▶ **What is required**
Read through the listing below, and copy every line where the string "screenshot" appears.

▶ **Source material**
>>>

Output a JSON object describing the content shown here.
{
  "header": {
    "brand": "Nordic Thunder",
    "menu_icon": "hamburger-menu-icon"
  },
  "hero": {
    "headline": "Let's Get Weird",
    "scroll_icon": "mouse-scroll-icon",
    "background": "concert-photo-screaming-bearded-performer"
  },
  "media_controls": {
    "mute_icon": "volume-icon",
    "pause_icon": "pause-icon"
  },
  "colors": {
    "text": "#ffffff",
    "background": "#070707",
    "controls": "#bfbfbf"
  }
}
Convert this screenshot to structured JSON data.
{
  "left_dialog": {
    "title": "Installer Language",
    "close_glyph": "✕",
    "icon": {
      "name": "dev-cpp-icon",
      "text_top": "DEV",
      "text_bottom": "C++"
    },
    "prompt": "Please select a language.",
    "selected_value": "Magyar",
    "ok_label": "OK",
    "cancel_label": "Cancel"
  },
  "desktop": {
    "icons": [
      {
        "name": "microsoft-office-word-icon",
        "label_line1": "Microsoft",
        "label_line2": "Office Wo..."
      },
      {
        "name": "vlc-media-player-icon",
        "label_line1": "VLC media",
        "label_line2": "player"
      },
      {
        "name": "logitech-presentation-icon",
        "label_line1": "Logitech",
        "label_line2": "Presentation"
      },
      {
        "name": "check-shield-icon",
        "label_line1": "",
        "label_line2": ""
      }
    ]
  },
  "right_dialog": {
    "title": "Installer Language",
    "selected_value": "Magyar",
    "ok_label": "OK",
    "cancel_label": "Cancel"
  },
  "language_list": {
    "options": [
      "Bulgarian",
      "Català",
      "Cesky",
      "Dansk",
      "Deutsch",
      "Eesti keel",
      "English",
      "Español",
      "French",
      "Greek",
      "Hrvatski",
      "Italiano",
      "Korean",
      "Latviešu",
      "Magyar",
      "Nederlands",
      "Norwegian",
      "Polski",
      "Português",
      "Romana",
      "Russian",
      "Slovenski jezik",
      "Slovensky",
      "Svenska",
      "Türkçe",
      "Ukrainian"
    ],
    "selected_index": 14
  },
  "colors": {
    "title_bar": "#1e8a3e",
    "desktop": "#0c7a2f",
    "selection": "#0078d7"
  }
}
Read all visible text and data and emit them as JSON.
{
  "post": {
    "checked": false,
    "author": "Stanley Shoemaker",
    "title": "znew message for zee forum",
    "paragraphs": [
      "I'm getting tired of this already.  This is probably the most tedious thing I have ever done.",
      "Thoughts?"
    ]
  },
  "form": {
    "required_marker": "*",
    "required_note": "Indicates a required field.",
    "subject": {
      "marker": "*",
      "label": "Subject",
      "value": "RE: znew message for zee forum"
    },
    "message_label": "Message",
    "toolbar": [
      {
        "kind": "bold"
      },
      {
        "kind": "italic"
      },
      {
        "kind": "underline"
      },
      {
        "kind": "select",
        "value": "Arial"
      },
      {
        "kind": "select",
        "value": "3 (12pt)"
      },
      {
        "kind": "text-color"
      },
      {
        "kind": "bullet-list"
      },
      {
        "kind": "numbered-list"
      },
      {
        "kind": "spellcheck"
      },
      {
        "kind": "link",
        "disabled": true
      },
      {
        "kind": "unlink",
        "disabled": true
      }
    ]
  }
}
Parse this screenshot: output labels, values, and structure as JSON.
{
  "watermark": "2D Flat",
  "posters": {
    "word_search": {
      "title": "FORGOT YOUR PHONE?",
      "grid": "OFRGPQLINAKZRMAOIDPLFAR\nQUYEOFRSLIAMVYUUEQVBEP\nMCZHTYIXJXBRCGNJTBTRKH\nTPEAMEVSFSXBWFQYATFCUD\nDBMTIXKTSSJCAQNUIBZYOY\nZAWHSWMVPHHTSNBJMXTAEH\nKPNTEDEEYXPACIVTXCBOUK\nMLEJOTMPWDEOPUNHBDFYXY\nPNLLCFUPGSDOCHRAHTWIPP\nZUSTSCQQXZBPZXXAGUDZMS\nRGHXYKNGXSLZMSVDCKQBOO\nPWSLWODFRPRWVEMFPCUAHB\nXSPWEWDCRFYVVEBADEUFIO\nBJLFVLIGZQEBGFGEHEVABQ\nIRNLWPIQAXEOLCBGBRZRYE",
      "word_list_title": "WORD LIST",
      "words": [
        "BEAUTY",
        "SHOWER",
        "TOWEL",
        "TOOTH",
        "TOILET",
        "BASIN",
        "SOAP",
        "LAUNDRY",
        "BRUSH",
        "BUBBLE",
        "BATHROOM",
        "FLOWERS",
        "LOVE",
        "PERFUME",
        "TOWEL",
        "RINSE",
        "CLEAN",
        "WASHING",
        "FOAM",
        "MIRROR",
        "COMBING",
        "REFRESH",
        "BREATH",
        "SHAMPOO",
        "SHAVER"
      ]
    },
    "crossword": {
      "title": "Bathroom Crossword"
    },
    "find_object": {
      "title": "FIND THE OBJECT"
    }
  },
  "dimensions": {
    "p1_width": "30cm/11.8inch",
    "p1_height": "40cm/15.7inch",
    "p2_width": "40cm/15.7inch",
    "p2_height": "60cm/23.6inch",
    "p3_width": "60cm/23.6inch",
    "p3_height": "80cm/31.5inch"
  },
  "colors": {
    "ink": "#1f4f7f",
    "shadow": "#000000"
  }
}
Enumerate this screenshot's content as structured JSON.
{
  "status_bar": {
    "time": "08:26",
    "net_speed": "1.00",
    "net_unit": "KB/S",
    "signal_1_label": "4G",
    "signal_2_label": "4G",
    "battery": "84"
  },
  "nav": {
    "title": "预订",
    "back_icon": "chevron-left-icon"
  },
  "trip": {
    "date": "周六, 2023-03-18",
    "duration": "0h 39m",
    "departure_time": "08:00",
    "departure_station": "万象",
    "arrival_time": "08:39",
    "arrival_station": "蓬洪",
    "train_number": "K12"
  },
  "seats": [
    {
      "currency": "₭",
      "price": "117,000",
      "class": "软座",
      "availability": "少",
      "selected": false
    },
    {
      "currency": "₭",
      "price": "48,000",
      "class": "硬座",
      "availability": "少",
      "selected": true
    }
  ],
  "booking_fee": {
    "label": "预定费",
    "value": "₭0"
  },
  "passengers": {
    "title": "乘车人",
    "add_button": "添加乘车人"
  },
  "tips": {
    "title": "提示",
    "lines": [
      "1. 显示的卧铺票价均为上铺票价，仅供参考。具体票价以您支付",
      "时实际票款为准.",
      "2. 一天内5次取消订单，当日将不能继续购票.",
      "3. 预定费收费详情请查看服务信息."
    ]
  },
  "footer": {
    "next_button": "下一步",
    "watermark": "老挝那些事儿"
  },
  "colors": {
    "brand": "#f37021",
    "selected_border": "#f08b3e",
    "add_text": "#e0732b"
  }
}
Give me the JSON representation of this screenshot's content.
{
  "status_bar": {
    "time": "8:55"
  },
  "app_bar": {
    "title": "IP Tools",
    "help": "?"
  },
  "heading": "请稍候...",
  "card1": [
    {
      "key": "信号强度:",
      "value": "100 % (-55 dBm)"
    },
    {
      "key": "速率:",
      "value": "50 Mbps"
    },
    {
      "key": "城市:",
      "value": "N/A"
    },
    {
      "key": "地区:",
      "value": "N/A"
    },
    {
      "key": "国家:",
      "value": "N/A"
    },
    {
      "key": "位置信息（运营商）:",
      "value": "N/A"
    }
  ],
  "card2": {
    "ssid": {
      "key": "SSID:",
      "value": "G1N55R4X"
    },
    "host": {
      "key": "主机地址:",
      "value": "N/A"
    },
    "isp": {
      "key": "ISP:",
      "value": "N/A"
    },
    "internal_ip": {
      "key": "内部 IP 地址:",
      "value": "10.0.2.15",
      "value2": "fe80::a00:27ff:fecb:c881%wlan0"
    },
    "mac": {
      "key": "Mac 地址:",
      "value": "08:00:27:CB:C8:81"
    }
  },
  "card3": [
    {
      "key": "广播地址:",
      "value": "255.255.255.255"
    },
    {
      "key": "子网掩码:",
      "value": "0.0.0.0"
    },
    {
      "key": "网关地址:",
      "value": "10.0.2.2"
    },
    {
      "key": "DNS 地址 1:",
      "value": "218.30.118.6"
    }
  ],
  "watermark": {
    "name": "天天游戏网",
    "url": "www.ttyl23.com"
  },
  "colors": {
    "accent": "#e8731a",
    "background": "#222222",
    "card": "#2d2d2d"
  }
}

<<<

▶ **Written response**
Convert this screenshot to structured JSON data.
Parse this screenshot: output labels, values, and structure as JSON.
Enumerate this screenshot's content as structured JSON.
Give me the JSON representation of this screenshot's content.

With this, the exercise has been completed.